# DATA FOR THIS TASK
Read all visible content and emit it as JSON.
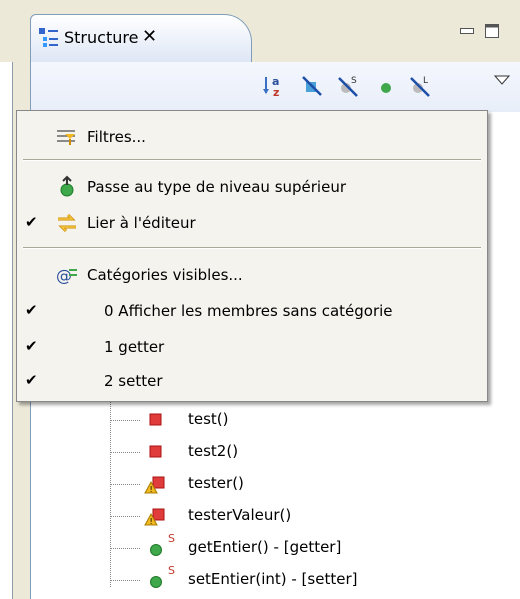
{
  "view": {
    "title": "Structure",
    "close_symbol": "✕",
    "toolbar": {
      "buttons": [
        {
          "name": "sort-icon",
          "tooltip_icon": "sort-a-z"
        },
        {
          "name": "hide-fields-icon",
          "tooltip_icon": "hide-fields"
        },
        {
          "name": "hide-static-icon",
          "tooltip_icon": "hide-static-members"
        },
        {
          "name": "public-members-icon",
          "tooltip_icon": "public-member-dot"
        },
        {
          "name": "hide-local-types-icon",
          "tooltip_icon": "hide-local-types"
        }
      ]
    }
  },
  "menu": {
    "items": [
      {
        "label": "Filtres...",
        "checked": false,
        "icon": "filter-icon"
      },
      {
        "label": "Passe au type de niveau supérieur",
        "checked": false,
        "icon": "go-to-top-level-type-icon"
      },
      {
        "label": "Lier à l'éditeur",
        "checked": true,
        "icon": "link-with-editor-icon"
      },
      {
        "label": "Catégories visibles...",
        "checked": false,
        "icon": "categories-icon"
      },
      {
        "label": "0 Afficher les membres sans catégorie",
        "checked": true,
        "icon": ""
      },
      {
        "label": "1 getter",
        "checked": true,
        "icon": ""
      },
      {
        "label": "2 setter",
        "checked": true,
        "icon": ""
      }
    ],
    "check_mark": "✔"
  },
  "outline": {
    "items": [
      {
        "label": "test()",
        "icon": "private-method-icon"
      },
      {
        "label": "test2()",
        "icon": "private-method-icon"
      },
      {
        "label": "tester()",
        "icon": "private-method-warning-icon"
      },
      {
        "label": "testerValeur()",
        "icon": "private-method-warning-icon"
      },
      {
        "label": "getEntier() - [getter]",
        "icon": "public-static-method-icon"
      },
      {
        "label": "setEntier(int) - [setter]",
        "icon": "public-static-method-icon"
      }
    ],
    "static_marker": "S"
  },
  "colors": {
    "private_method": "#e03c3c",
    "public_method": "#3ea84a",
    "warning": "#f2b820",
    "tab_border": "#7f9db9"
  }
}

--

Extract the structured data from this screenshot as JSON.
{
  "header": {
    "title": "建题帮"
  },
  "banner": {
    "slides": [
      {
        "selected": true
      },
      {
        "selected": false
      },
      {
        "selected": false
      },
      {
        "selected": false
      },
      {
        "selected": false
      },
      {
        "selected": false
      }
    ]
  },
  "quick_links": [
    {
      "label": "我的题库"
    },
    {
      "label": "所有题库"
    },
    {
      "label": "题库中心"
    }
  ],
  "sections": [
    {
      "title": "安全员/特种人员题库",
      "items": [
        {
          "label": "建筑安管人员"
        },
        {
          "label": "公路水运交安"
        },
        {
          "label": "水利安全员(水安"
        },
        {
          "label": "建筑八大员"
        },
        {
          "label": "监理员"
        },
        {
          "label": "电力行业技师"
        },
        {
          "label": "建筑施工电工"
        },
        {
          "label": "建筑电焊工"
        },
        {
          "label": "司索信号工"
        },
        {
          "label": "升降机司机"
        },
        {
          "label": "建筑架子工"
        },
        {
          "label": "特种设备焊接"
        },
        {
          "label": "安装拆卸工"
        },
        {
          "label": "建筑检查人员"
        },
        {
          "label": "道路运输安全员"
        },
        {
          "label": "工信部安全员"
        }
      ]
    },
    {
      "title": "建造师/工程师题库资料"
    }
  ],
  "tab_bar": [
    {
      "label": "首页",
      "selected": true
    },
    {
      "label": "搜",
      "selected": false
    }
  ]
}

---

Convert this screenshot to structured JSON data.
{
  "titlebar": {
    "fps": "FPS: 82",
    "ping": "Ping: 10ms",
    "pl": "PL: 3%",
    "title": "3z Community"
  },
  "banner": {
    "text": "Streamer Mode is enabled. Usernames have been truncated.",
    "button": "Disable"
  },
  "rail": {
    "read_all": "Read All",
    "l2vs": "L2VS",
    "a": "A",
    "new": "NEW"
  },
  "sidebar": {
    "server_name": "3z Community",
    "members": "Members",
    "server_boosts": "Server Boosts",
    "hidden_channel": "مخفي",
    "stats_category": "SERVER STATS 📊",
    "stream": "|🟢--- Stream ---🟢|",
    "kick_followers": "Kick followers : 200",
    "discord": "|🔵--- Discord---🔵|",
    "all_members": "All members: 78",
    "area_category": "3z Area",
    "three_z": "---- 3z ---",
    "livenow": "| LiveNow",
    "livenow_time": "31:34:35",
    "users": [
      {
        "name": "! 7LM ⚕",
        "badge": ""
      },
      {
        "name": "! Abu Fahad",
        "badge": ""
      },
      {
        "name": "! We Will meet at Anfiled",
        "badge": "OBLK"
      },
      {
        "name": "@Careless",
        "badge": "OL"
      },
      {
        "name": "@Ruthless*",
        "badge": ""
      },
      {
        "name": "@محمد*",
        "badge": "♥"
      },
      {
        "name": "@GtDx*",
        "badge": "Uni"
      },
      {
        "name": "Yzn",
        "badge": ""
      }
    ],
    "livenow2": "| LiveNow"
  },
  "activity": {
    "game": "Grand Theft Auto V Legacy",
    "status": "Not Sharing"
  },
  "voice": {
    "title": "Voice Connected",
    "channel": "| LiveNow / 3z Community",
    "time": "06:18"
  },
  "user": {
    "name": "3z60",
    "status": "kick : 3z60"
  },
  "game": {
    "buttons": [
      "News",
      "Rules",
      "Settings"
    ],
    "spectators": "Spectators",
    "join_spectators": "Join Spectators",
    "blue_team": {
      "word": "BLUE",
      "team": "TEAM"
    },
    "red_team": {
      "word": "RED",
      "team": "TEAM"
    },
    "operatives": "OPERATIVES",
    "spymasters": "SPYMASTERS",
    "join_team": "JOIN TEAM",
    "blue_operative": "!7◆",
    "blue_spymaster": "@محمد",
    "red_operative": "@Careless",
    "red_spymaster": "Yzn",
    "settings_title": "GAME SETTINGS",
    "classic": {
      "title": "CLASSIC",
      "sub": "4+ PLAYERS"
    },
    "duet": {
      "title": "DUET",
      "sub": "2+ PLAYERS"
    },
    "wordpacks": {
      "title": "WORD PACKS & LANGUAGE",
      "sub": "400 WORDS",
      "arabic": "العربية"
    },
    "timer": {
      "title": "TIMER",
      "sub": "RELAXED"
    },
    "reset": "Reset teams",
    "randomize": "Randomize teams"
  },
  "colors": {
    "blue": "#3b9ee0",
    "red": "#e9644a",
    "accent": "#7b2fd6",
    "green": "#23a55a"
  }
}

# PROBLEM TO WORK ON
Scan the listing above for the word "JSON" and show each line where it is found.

# YOUR SOLUTION
Read all visible content and emit it as JSON.
Extract the structured data from this screenshot as JSON.
Convert this screenshot to structured JSON data.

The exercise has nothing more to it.